* _Task data_
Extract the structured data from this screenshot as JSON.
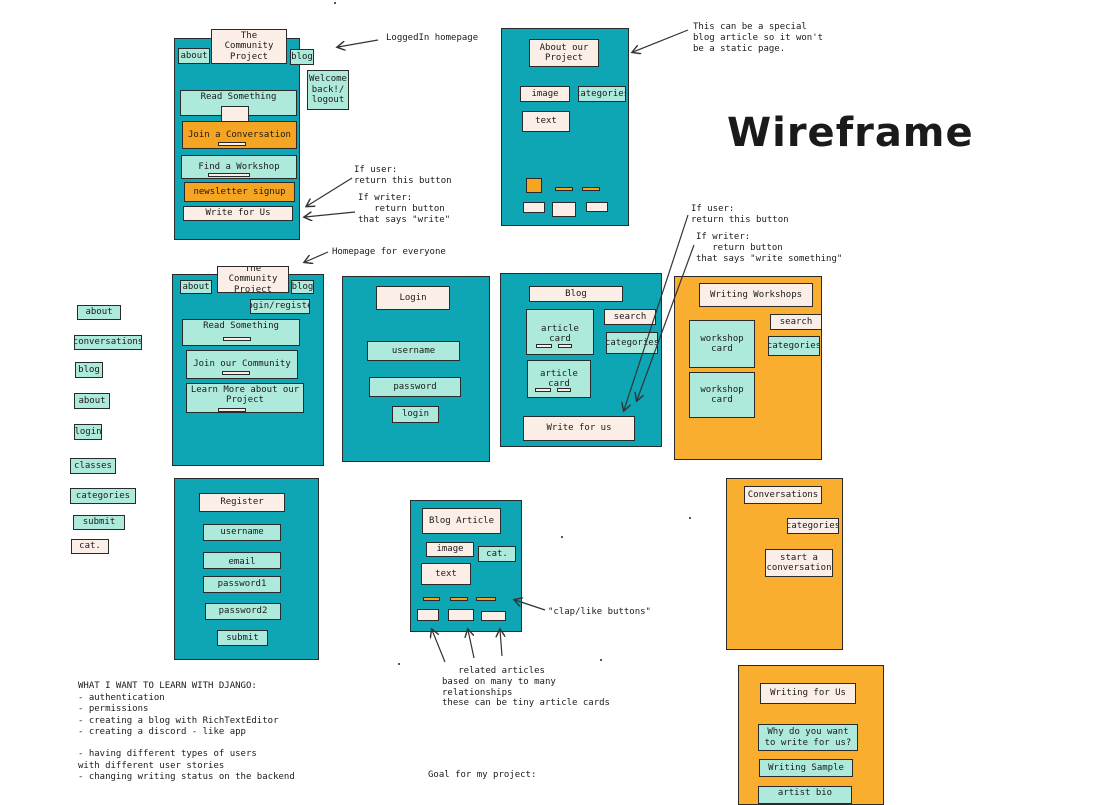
{
  "title": "Wireframe",
  "logged_in_home": {
    "title": "The Community Project",
    "about": "about",
    "blog": "blog",
    "welcome": "Welcome back!/ logout",
    "read": "Read Something",
    "join": "Join a Conversation",
    "workshop": "Find a Workshop",
    "newsletter": "newsletter signup",
    "write": "Write for Us"
  },
  "about_page": {
    "title": "About our Project",
    "image": "image",
    "categories": "categories",
    "text": "text"
  },
  "public_home": {
    "title": "The Community Project",
    "about": "about",
    "blog": "blog",
    "login_register": "login/register",
    "read": "Read Something",
    "join": "Join our Community",
    "learn": "Learn More about our Project"
  },
  "login_page": {
    "title": "Login",
    "username": "username",
    "password": "password",
    "button": "login"
  },
  "blog_page": {
    "title": "Blog",
    "article_card_1": "article card",
    "article_card_2": "article card",
    "search": "search",
    "categories": "categories",
    "write": "Write for us"
  },
  "workshops_page": {
    "title": "Writing Workshops",
    "card_1": "workshop card",
    "card_2": "workshop card",
    "search": "search",
    "categories": "categories"
  },
  "register_page": {
    "title": "Register",
    "username": "username",
    "email": "email",
    "password1": "password1",
    "password2": "password2",
    "submit": "submit"
  },
  "article_page": {
    "title": "Blog Article",
    "image": "image",
    "cat": "cat.",
    "text": "text"
  },
  "conversations_page": {
    "title": "Conversations",
    "categories": "categories",
    "start": "start a conversation"
  },
  "write_page": {
    "title": "Writing for Us",
    "why": "Why do you want to write for us?",
    "sample": "Writing Sample",
    "bio": "artist bio"
  },
  "legend": [
    "about",
    "conversations",
    "blog",
    "about",
    "login",
    "classes",
    "categories",
    "submit",
    "cat."
  ],
  "notes": {
    "logged_in": "LoggedIn homepage",
    "special": "This can be a special\nblog article so it won't\nbe a static page.",
    "if_user_1": "If user:\nreturn this button",
    "if_writer_1": "If writer:\n   return button\nthat says \"write\"",
    "if_user_2": "If user:\nreturn this button",
    "if_writer_2": "If writer:\n   return button\nthat says \"write something\"",
    "homepage_everyone": "Homepage for everyone",
    "clap": "\"clap/like buttons\"",
    "related": "   related articles\nbased on many to many\nrelationships\nthese can be tiny article cards",
    "learn_heading": "WHAT I WANT TO LEARN WITH DJANGO:",
    "learn_list": "- authentication\n- permissions\n- creating a blog with RichTextEditor\n- creating a discord - like app\n\n- having different types of users\nwith different user stories\n- changing writing status on the backend",
    "goal": "Goal for my project:"
  }
}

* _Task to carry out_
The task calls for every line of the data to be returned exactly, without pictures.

* _Solution to this task_
Extract the structured data from this screenshot as JSON.
{
  "title": "Wireframe",
  "logged_in_home": {
    "title": "The Community Project",
    "about": "about",
    "blog": "blog",
    "welcome": "Welcome back!/ logout",
    "read": "Read Something",
    "join": "Join a Conversation",
    "workshop": "Find a Workshop",
    "newsletter": "newsletter signup",
    "write": "Write for Us"
  },
  "about_page": {
    "title": "About our Project",
    "image": "image",
    "categories": "categories",
    "text": "text"
  },
  "public_home": {
    "title": "The Community Project",
    "about": "about",
    "blog": "blog",
    "login_register": "login/register",
    "read": "Read Something",
    "join": "Join our Community",
    "learn": "Learn More about our Project"
  },
  "login_page": {
    "title": "Login",
    "username": "username",
    "password": "password",
    "button": "login"
  },
  "blog_page": {
    "title": "Blog",
    "article_card_1": "article card",
    "article_card_2": "article card",
    "search": "search",
    "categories": "categories",
    "write": "Write for us"
  },
  "workshops_page": {
    "title": "Writing Workshops",
    "card_1": "workshop card",
    "card_2": "workshop card",
    "search": "search",
    "categories": "categories"
  },
  "register_page": {
    "title": "Register",
    "username": "username",
    "email": "email",
    "password1": "password1",
    "password2": "password2",
    "submit": "submit"
  },
  "article_page": {
    "title": "Blog Article",
    "image": "image",
    "cat": "cat.",
    "text": "text"
  },
  "conversations_page": {
    "title": "Conversations",
    "categories": "categories",
    "start": "start a conversation"
  },
  "write_page": {
    "title": "Writing for Us",
    "why": "Why do you want to write for us?",
    "sample": "Writing Sample",
    "bio": "artist bio"
  },
  "legend": [
    "about",
    "conversations",
    "blog",
    "about",
    "login",
    "classes",
    "categories",
    "submit",
    "cat."
  ],
  "notes": {
    "logged_in": "LoggedIn homepage",
    "special": "This can be a special\nblog article so it won't\nbe a static page.",
    "if_user_1": "If user:\nreturn this button",
    "if_writer_1": "If writer:\n   return button\nthat says \"write\"",
    "if_user_2": "If user:\nreturn this button",
    "if_writer_2": "If writer:\n   return button\nthat says \"write something\"",
    "homepage_everyone": "Homepage for everyone",
    "clap": "\"clap/like buttons\"",
    "related": "   related articles\nbased on many to many\nrelationships\nthese can be tiny article cards",
    "learn_heading": "WHAT I WANT TO LEARN WITH DJANGO:",
    "learn_list": "- authentication\n- permissions\n- creating a blog with RichTextEditor\n- creating a discord - like app\n\n- having different types of users\nwith different user stories\n- changing writing status on the backend",
    "goal": "Goal for my project:"
  }
}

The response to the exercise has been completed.